I am writing these few lines to find out if Tom has come home or if you have heard anything from him. we escaped from the camp together in Sept. we stayed together until Feb. when by a little bad luck we got separated. I have been told since by another friend who was in the P.O.W. camp with us, that he was recaptured and taken to Germany.

So if you would kindly drop me a line to let me know if you have heard anything, I would gladly let you know everything that happened while I was with him, but I can tell you now that the last time I saw him, he was in the best of health and spirits, and also looking forward to seeing you. I only hope you are able to write me and tell me that he has arrived home.

I hope you don’t mind my writing these few lines to you, but I know that sometimes news of any sort is welcome, so hoping this letter finds you and your family in the best of health I will say cheerio and I shall be looking forward to a reply from you.

I Remain
Your Sincere Friend
Victor [He appears to have crossed out “G. V. Parkin” in favor of signing with his first name.]

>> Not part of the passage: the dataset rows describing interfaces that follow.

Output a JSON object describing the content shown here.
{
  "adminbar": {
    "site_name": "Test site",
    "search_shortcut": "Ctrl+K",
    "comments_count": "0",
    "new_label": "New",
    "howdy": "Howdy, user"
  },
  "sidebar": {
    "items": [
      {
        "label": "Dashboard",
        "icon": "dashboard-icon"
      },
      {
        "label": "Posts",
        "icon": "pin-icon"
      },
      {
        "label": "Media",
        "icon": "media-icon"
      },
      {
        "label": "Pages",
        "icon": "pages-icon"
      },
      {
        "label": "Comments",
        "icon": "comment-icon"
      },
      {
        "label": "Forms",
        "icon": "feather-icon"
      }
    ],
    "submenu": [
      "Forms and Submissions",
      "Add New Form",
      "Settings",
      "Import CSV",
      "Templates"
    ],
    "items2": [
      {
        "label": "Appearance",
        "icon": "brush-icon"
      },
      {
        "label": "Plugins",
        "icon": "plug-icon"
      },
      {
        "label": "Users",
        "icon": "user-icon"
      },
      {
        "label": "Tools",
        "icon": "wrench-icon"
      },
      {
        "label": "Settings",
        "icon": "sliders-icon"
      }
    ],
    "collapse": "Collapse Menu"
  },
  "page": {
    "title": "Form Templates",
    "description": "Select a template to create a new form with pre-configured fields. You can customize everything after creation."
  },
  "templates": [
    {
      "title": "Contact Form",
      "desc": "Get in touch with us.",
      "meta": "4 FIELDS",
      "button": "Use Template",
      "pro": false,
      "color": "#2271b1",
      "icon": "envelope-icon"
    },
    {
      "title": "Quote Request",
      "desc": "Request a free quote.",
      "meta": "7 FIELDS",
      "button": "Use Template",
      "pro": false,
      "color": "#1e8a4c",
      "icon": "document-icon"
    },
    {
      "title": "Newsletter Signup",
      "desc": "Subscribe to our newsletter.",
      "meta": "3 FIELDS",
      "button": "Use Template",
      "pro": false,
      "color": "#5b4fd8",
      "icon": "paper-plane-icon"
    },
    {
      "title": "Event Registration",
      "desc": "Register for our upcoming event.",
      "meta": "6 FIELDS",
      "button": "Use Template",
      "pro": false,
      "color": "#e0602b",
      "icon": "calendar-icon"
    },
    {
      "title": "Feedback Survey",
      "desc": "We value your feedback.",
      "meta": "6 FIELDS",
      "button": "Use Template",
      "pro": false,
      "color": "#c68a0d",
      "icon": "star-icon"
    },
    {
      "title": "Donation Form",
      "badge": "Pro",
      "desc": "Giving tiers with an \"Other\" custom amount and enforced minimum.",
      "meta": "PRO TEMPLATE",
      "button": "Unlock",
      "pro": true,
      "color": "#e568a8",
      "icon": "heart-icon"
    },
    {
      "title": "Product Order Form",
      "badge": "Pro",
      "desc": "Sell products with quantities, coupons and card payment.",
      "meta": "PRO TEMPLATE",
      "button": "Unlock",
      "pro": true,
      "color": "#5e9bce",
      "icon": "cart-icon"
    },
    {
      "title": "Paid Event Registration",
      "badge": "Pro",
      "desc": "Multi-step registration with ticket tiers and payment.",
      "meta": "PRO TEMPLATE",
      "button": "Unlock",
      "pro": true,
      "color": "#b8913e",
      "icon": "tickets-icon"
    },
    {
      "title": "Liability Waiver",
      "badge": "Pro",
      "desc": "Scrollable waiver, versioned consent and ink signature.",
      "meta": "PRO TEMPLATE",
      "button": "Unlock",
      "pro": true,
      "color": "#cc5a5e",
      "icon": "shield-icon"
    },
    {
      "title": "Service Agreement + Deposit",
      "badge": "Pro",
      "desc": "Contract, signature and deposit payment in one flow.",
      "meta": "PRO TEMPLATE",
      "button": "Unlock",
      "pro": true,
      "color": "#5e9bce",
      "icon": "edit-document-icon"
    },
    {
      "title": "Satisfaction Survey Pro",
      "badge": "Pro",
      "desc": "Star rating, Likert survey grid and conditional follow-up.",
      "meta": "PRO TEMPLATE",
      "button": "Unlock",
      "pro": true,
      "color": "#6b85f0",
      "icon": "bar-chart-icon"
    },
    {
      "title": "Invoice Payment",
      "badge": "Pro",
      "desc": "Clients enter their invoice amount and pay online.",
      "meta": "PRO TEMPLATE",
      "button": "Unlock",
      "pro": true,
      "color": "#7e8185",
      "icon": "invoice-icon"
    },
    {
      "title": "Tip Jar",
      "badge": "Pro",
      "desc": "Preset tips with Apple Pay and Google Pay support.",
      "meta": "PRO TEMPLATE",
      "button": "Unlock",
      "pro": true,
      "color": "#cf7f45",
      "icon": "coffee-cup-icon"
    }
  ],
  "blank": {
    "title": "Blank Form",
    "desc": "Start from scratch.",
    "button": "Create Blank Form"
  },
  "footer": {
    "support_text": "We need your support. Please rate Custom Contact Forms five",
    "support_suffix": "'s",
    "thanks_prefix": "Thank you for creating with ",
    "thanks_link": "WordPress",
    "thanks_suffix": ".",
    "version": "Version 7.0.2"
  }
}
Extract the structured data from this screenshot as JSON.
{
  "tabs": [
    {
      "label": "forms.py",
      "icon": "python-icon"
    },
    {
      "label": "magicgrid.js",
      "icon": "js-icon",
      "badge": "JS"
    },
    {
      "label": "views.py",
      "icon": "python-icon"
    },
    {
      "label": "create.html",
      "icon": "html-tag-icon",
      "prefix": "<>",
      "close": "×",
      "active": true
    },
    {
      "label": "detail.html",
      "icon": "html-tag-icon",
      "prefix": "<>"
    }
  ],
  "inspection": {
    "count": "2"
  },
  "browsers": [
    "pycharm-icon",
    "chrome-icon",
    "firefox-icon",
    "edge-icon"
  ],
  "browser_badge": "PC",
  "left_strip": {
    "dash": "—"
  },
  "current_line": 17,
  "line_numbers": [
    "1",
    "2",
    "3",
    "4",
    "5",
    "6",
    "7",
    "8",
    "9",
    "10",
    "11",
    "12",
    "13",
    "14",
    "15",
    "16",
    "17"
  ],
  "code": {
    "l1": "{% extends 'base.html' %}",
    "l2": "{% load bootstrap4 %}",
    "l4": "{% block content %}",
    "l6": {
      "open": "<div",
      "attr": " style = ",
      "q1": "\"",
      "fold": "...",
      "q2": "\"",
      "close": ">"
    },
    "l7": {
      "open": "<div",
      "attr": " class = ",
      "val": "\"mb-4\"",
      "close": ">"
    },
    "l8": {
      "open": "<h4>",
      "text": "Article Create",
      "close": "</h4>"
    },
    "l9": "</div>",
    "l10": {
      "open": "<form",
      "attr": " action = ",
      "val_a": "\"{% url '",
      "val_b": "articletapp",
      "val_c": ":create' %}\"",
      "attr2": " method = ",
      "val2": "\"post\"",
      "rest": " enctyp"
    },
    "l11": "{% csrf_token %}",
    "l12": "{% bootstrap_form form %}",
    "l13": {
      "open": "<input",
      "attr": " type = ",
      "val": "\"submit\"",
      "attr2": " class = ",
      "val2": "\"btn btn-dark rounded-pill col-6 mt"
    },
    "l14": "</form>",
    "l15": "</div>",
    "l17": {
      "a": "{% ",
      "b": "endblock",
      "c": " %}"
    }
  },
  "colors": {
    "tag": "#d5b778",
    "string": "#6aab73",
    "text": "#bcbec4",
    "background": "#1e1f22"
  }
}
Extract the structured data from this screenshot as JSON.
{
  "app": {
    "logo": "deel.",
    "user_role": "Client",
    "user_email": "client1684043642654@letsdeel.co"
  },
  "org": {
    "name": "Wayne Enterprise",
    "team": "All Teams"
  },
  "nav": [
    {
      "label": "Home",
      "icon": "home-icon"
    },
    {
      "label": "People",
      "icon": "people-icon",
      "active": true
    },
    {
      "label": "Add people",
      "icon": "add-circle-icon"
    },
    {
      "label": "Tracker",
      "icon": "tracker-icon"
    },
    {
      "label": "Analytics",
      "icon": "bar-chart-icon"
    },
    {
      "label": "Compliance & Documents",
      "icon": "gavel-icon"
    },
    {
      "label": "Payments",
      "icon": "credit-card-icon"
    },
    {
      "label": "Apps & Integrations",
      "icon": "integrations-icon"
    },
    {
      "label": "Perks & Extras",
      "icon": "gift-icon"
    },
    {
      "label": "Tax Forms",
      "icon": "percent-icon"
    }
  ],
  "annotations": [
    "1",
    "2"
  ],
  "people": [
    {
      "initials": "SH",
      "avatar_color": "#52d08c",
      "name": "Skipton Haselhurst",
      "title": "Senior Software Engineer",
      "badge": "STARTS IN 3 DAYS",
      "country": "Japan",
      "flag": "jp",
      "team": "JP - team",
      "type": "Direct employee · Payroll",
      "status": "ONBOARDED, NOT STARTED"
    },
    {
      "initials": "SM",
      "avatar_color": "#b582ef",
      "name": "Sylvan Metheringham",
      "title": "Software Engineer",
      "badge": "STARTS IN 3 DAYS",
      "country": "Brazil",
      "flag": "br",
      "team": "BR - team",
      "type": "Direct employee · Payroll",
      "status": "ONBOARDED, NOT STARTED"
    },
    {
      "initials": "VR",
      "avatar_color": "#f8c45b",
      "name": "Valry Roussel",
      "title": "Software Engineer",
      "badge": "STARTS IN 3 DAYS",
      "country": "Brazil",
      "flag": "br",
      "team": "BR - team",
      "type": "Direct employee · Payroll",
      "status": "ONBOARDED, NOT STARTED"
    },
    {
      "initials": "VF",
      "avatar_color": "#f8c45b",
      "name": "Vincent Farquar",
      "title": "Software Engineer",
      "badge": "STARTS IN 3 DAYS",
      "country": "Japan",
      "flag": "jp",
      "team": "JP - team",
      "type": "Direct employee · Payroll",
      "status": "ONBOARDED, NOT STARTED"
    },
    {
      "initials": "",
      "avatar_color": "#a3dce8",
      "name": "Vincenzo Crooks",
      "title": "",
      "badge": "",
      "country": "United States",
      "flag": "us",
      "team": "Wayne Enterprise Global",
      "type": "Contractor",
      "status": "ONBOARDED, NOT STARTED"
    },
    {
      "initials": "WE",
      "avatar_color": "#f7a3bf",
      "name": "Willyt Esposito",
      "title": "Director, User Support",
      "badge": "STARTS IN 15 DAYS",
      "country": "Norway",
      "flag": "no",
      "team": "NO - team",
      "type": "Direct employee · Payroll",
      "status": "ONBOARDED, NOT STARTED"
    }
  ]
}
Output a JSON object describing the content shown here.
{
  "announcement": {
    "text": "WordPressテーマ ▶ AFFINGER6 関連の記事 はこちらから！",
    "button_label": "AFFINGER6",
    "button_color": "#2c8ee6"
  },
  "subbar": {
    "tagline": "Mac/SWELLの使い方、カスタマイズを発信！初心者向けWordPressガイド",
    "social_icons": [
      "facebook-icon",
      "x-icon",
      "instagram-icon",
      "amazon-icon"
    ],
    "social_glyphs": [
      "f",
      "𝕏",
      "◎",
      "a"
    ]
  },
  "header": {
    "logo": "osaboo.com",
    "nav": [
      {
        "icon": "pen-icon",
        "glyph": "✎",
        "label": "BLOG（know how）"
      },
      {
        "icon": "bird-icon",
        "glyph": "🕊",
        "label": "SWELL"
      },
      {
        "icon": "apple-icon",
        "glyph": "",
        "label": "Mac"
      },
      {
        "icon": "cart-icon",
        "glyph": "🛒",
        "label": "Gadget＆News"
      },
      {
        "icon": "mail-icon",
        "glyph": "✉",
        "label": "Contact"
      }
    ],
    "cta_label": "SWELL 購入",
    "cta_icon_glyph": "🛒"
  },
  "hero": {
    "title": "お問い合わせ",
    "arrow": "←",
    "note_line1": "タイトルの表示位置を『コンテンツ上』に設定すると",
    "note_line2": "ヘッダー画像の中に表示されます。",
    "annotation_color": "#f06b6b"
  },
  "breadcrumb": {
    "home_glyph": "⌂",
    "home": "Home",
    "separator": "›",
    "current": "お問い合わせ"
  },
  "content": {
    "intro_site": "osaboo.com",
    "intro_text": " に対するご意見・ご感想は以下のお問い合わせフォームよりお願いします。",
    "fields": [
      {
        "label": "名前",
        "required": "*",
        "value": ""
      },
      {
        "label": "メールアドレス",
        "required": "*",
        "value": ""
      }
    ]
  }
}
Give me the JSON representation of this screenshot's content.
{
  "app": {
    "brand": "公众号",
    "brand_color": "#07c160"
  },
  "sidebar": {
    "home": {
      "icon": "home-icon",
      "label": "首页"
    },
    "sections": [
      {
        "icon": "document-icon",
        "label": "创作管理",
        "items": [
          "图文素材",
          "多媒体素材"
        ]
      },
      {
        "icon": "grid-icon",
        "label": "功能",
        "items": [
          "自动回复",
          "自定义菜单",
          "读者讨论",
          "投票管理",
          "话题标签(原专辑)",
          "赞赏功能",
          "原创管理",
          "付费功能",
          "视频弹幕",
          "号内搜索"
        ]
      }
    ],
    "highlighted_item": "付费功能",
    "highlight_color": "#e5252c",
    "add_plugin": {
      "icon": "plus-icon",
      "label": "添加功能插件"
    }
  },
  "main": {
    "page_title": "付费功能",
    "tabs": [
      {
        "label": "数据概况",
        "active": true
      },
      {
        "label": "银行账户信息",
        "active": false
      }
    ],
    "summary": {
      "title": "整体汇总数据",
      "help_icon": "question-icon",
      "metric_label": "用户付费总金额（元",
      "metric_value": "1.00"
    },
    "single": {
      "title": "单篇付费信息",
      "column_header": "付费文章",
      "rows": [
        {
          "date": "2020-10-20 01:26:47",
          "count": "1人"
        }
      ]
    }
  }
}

P.T.O

P.S. Letter writing was always my worst subject, so I hope you’ll excuse me.

Here is the part of Tom’s story Gill was referring to when she wrote, “…[Victor] might have been the friend my father mentions in his account.”

“…Three of us left [the camp] one night and struck north. Our idea was to get to the Swiss border. But we got into all sorts of difficulties on the way and we never reached the Swiss border—I don’t think we stood much chance at all. Our Italian wasn’t very good and we looked what we were—we hadn’t got wise to it—we turned round—lost one of the blokes, he was picked up. Poor kid—he was lost from the start; we had to mother him. I think he was a Scot—he was a good lad, a tea taster in Glasgow.

“The two of us got on quite nicely together; we wandered along until we met up with some other people and off we went together. We were on the way back by then—on the way back past Florence. Our idea then was to go to the east coast and try and get picked up, because we’d heard rumours that every now and then someone would arrive and pick up people—but how true it was I have absolutely no idea. But we never reached it—it was too heavily fortified. By that time my friend had gone off and I was alone.”